[Activity]
The listing has to be given again in full and exactly.
┄┄┄┄┄┄┄┄┄┄
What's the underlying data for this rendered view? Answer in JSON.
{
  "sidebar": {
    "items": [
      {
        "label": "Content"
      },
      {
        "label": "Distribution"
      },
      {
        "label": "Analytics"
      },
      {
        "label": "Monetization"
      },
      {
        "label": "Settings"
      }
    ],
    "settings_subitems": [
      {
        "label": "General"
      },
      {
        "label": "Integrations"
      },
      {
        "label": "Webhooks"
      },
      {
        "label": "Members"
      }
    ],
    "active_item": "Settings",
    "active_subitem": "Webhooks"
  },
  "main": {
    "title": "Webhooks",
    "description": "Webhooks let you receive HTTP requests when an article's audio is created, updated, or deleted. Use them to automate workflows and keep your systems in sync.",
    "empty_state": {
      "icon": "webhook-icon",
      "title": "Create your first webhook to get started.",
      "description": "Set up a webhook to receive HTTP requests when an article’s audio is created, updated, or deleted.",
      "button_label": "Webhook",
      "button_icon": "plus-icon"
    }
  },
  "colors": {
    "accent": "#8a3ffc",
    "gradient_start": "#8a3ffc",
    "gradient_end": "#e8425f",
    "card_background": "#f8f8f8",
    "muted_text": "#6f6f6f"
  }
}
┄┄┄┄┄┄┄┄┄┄
[Solution below]
What's the underlying data for this rendered view? Answer in JSON.
{
  "sidebar": {
    "items": [
      {
        "label": "Content"
      },
      {
        "label": "Distribution"
      },
      {
        "label": "Analytics"
      },
      {
        "label": "Monetization"
      },
      {
        "label": "Settings"
      }
    ],
    "settings_subitems": [
      {
        "label": "General"
      },
      {
        "label": "Integrations"
      },
      {
        "label": "Webhooks"
      },
      {
        "label": "Members"
      }
    ],
    "active_item": "Settings",
    "active_subitem": "Webhooks"
  },
  "main": {
    "title": "Webhooks",
    "description": "Webhooks let you receive HTTP requests when an article's audio is created, updated, or deleted. Use them to automate workflows and keep your systems in sync.",
    "empty_state": {
      "icon": "webhook-icon",
      "title": "Create your first webhook to get started.",
      "description": "Set up a webhook to receive HTTP requests when an article’s audio is created, updated, or deleted.",
      "button_label": "Webhook",
      "button_icon": "plus-icon"
    }
  },
  "colors": {
    "accent": "#8a3ffc",
    "gradient_start": "#8a3ffc",
    "gradient_end": "#e8425f",
    "card_background": "#f8f8f8",
    "muted_text": "#6f6f6f"
  }
}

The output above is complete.